That's a question that comes up a lot, and unfortunately it's not a simple answer. It's not like you can just fill out an application and get your handy membership packet. Instead, there are several things you should think about doing.
For starters, evaluate where you stand and what your goals are in studying paganism or Wicca. Here are some great tips from Brahnamin, one of our regular posters over on the Pagan/Wiccan Forums.
* Get Specific. Reading generic Pagan/witchy books will leave you feeling like it's all just one big melting pot of gooey tree hugging goodness. So go online and research different Pagan paths or wiccan traditions, just to get some specific names. Like Discordian, Asatru, Neo-Shamanism, Neo-Druidism, Green Witchcraft, Feri, etc.
* Get Basic. Go online again and get the basic background for each specific type of Paganism that catches your eye and see which really interests you. There may well be more than one. Look for initiation requirements and find out how much you can do on your own if you decide it is a path for you (to follow a Druidic path, for example, you can't really self initiate. It is an organized group with pretty strict rules of advancement and titles to go with each level of achievement).

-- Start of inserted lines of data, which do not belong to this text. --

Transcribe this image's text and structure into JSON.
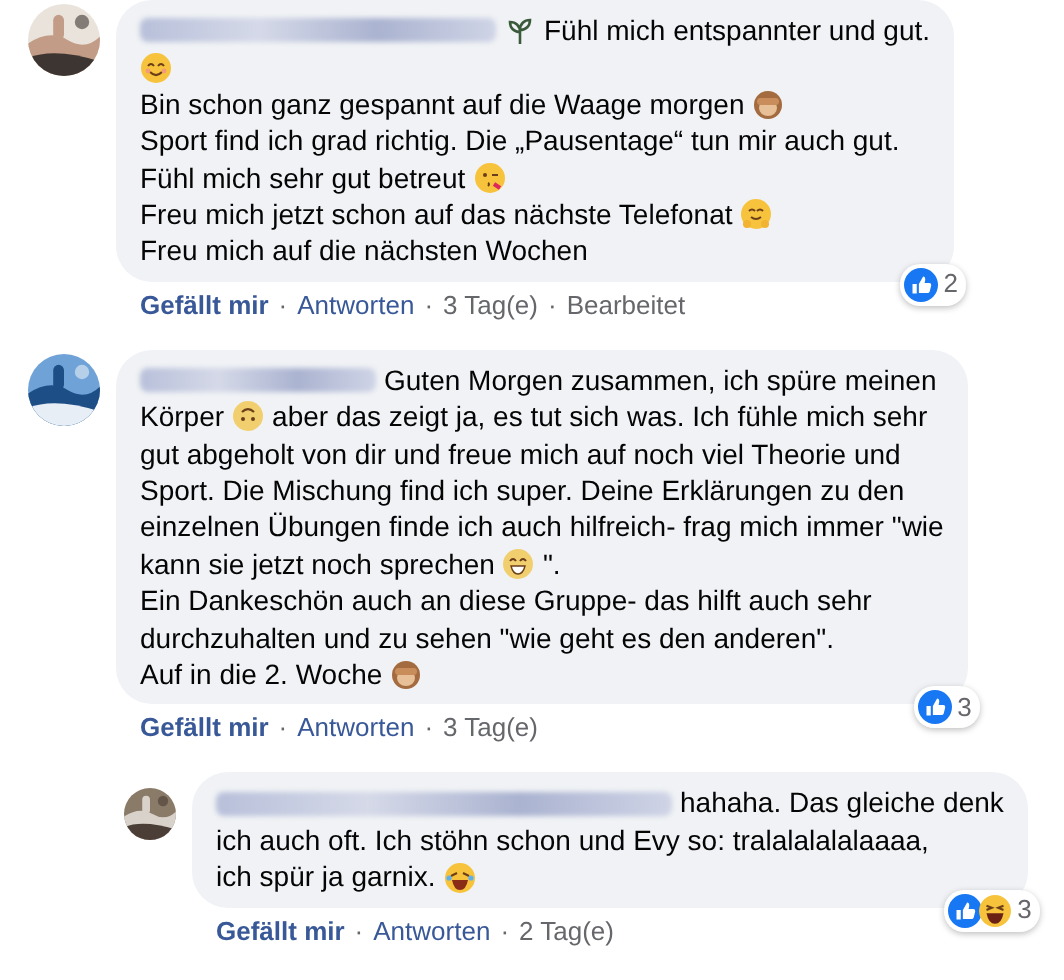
{
  "comments": [
    {
      "lines": [
        {
          "segments": [
            {
              "kind": "plant"
            },
            {
              "kind": "text",
              "text": "Fühl mich entspannter und gut."
            }
          ]
        },
        {
          "segments": [
            {
              "kind": "blush"
            }
          ]
        },
        {
          "segments": [
            {
              "kind": "text",
              "text": "Bin schon ganz gespannt auf die Waage morgen"
            },
            {
              "kind": "monkey"
            }
          ]
        },
        {
          "segments": [
            {
              "kind": "text",
              "text": "Sport find ich grad richtig. Die „Pausentage“ tun mir auch gut."
            }
          ]
        },
        {
          "segments": [
            {
              "kind": "text",
              "text": "Fühl mich sehr gut betreut"
            },
            {
              "kind": "kiss"
            }
          ]
        },
        {
          "segments": [
            {
              "kind": "text",
              "text": "Freu mich jetzt schon auf das nächste Telefonat"
            },
            {
              "kind": "hug"
            }
          ]
        },
        {
          "segments": [
            {
              "kind": "text",
              "text": "Freu mich auf die nächsten Wochen"
            }
          ]
        }
      ],
      "reactions": {
        "icons": [
          {
            "kind": "like"
          }
        ],
        "count": "2"
      },
      "actions": [
        {
          "kind": "like",
          "text": "Gefällt mir"
        },
        {
          "kind": "sep",
          "text": "·"
        },
        {
          "kind": "link",
          "text": "Antworten"
        },
        {
          "kind": "sep",
          "text": "·"
        },
        {
          "kind": "meta",
          "text": "3 Tag(e)"
        },
        {
          "kind": "sep",
          "text": "·"
        },
        {
          "kind": "meta",
          "text": "Bearbeitet"
        }
      ]
    },
    {
      "lines": [
        {
          "segments": [
            {
              "kind": "text",
              "text": "Guten Morgen zusammen, ich spüre meinen"
            }
          ]
        },
        {
          "segments": [
            {
              "kind": "text",
              "text": "Körper"
            },
            {
              "kind": "upside"
            },
            {
              "kind": "text",
              "text": "aber das zeigt ja, es tut sich was. Ich fühle mich sehr"
            }
          ]
        },
        {
          "segments": [
            {
              "kind": "text",
              "text": "gut abgeholt von dir und freue mich auf noch viel Theorie und"
            }
          ]
        },
        {
          "segments": [
            {
              "kind": "text",
              "text": "Sport. Die Mischung find ich super. Deine Erklärungen zu den"
            }
          ]
        },
        {
          "segments": [
            {
              "kind": "text",
              "text": "einzelnen Übungen finde ich auch hilfreich- frag mich immer \"wie"
            }
          ]
        },
        {
          "segments": [
            {
              "kind": "text",
              "text": "kann sie jetzt noch sprechen"
            },
            {
              "kind": "grin"
            },
            {
              "kind": "text",
              "text": "\"."
            }
          ]
        },
        {
          "segments": [
            {
              "kind": "text",
              "text": "Ein Dankeschön auch an diese Gruppe- das hilft auch sehr"
            }
          ]
        },
        {
          "segments": [
            {
              "kind": "text",
              "text": "durchzuhalten und zu sehen \"wie geht es den anderen\"."
            }
          ]
        },
        {
          "segments": [
            {
              "kind": "text",
              "text": "Auf in die 2. Woche"
            },
            {
              "kind": "monkey"
            }
          ]
        }
      ],
      "reactions": {
        "icons": [
          {
            "kind": "like"
          }
        ],
        "count": "3"
      },
      "actions": [
        {
          "kind": "like",
          "text": "Gefällt mir"
        },
        {
          "kind": "sep",
          "text": "·"
        },
        {
          "kind": "link",
          "text": "Antworten"
        },
        {
          "kind": "sep",
          "text": "·"
        },
        {
          "kind": "meta",
          "text": "3 Tag(e)"
        }
      ],
      "replies": [
        {
          "lines": [
            {
              "segments": [
                {
                  "kind": "text",
                  "text": "hahaha. Das gleiche denk"
                }
              ]
            },
            {
              "segments": [
                {
                  "kind": "text",
                  "text": "ich auch oft. Ich stöhn schon und Evy so: tralalalalalaaaa,"
                }
              ]
            },
            {
              "segments": [
                {
                  "kind": "text",
                  "text": "ich spür ja garnix."
                },
                {
                  "kind": "rofl"
                }
              ]
            }
          ],
          "reactions": {
            "icons": [
              {
                "kind": "like"
              },
              {
                "kind": "haha"
              }
            ],
            "count": "3"
          },
          "actions": [
            {
              "kind": "like",
              "text": "Gefällt mir"
            },
            {
              "kind": "sep",
              "text": "·"
            },
            {
              "kind": "link",
              "text": "Antworten"
            },
            {
              "kind": "sep",
              "text": "·"
            },
            {
              "kind": "meta",
              "text": "2 Tag(e)"
            }
          ]
        }
      ]
    }
  ]
}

* Get Real. The library is a great starting point and they can often order in specific books for you, but once you have chosen a specific group (or groups) to study you are probably going to need to hit used bookstores or online markets to obtain the materials you need. This would be a good time to go to the Pagan/Wiccan Forums and see if anyone is already a practitioner or knows where to best get started in the tradition you're interested in.
* Get Connected. Hook up with real people. They're out there. Even if you can only reach them online at first. You can only get so much from book work and self teaching. Eventually you have to interact with likeminded folks who share your struggles and understand your lifestyle and your choices. Even as a solitary practitioner there are places you can go to bounced ideas off people with a solid background in magic.
In addition to these basics, you should probably read over the following Articles for references of use to new Seekers:
* Beginner's Reading List: This is a list of 13 books every Wiccan or Pagan should read. Not all of them will be of interest to you, and you might even find one or two of them hard to understand. That's okay. It's a good foundation to build your studies on, and will better help you determine what road your path will eventually take.
* Ten Things You Should Know About Wicca: Here are some of the misconceptions and myths about wicca and modern Paganism. Read through these, and make sure you understand exactly what it is you're about to start studying.
* Basic Concepts of Wicca: So what exactly do wiccans and Pagans believe and do? Read this article to find out if Wiccan principles fit in with your existing belief system.
* Living a Magical Life. Being Wiccan or Pagan isn't just about reading some books and buying a pentacle necklace. If you're going to walk the walk, not just talk the talk, eventually you'll want to think about how you can incorporate your beliefs into daily life.
Finally, if you're a teenager, read My Parents Won't Let Me Be Wiccan and Ten Things to Learn Besides Wicca. If you're a mom or dad of someone who's interested in Wicca and Paganism, be sure to read For Concerned Parents.
Recommended books (Free download):
Sri Swami Sivananda - Thought Power
William Lilly - Anima Astrologiae Or A Guide For Astrologers
William Lammey - Karmic Tarot
John White - Toward Homo Noeticus
Scott Cunningham - Wicca A Guide For The Solitary Practitioner